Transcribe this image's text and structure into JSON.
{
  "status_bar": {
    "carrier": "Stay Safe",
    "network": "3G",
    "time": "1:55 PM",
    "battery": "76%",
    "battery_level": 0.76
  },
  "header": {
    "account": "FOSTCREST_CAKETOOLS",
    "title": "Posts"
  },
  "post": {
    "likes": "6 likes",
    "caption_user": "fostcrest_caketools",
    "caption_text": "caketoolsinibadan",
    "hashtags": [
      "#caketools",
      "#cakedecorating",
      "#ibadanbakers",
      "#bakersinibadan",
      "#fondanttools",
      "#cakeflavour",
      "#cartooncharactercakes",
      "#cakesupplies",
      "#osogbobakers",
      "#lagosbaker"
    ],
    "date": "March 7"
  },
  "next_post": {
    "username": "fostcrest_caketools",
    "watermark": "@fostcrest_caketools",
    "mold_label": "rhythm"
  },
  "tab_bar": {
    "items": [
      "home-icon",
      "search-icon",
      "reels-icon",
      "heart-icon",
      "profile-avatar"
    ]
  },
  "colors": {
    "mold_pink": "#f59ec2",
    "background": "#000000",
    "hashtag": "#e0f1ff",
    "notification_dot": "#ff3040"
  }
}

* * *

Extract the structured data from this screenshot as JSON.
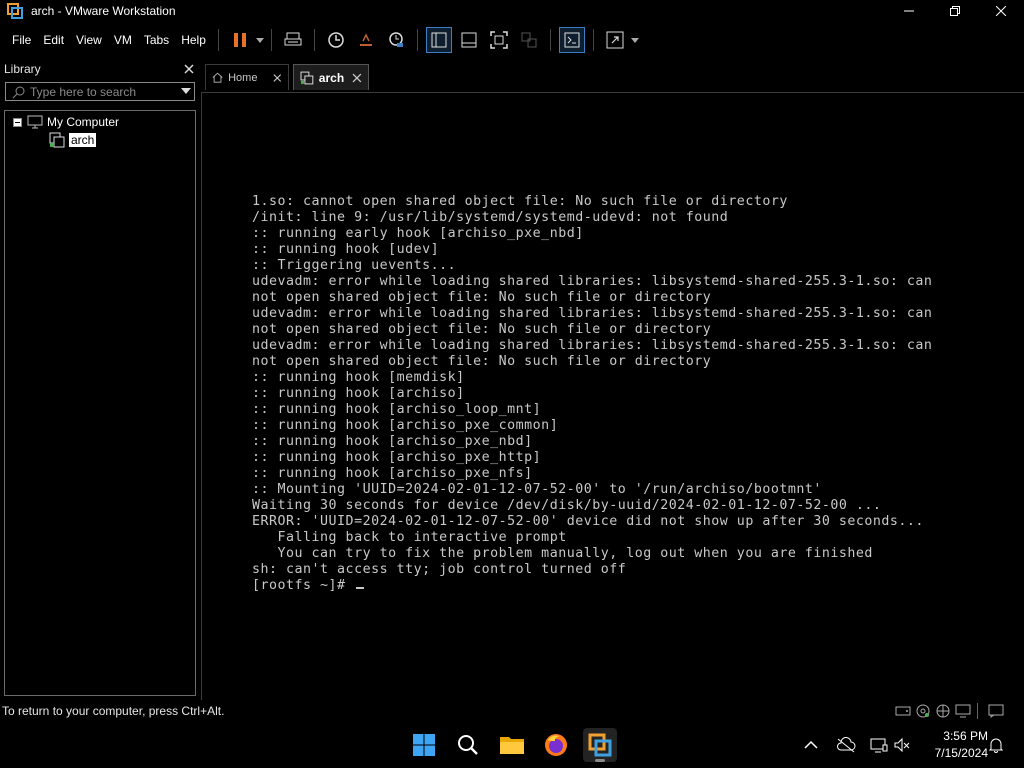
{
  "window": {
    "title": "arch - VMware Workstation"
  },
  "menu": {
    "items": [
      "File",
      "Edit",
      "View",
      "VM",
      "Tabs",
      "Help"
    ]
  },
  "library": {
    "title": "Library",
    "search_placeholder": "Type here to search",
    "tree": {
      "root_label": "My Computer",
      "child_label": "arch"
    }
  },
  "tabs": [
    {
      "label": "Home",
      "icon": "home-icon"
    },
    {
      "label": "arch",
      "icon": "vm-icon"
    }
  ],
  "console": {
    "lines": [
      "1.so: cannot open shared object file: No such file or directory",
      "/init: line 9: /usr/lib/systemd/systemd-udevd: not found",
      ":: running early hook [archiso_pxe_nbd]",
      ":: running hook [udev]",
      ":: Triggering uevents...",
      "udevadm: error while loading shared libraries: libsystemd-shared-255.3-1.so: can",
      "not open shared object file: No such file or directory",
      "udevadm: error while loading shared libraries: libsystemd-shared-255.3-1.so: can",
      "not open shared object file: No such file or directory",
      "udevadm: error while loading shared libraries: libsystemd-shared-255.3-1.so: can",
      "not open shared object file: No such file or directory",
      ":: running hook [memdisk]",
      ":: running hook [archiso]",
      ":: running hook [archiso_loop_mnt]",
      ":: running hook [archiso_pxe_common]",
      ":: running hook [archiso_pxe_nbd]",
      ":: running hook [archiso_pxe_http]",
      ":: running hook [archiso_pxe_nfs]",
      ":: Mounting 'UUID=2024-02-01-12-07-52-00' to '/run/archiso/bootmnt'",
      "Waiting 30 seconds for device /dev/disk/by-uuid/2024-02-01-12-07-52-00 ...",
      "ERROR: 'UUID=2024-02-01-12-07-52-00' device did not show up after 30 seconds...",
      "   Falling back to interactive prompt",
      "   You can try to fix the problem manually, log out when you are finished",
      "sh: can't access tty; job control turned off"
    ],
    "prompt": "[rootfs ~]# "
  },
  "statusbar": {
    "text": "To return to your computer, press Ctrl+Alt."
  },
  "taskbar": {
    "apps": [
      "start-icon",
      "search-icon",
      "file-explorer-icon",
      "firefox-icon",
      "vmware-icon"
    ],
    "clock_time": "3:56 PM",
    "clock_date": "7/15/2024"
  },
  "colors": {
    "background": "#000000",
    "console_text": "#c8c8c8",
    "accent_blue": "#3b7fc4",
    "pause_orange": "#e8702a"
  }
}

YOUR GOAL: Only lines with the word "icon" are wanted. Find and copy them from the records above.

FINISHED EXERCISE:
      "home-icon",
      "search-icon",
      "reels-icon",
      "heart-icon",
      "icon": "home-icon"
      "icon": "vm-icon"
      "start-icon",
      "search-icon",
      "file-explorer-icon",
      "firefox-icon",
      "vmware-icon"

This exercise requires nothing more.